*Your assignment*. Copy out all lines bearing the word "this" from the listing below.

*Data to examine*.
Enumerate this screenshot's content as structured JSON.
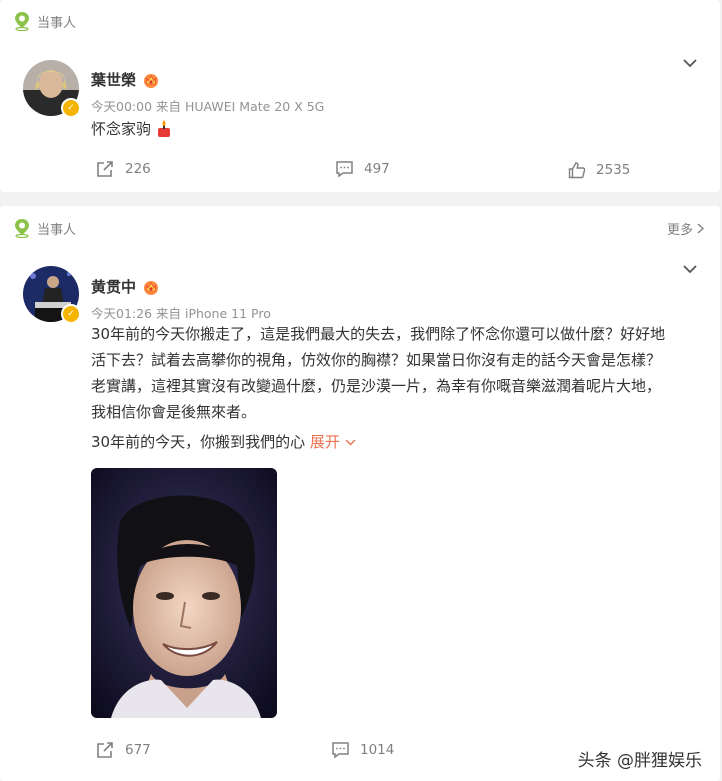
{
  "posts": [
    {
      "source_label": "当事人",
      "username": "葉世榮",
      "meta": "今天00:00  来自 HUAWEI Mate 20 X 5G",
      "text": "怀念家驹",
      "actions": {
        "repost": "226",
        "comment": "497",
        "like": "2535"
      }
    },
    {
      "source_label": "当事人",
      "more_label": "更多",
      "username": "黄贯中",
      "meta": "今天01:26  来自 iPhone 11 Pro",
      "text_lines": [
        "30年前的今天你搬走了，這是我們最大的失去，我們除了怀念你還可以做什麼？好好地",
        "活下去？試着去高攀你的視角，仿效你的胸襟？如果當日你沒有走的話今天會是怎樣？",
        "老實講，這裡其實沒有改變過什麼，仍是沙漠一片，為幸有你嘅音樂滋潤着呢片大地，",
        "我相信你會是後無來者。"
      ],
      "subtitle": "30年前的今天，你搬到我們的心",
      "expand_label": "展开",
      "actions": {
        "repost": "677",
        "comment": "1014"
      }
    }
  ],
  "watermark": "头条 @胖狸娱乐",
  "colors": {
    "source_icon": "#8bc34a",
    "verified": "#f4b400",
    "expand_link": "#eb7350"
  }
}
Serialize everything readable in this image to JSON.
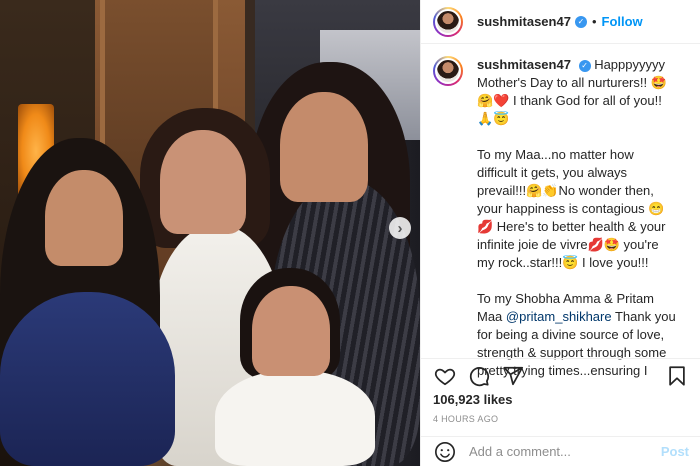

*Output*.
Enumerate this screenshot's content as structured JSON.
Serialize everything readable in this image to JSON.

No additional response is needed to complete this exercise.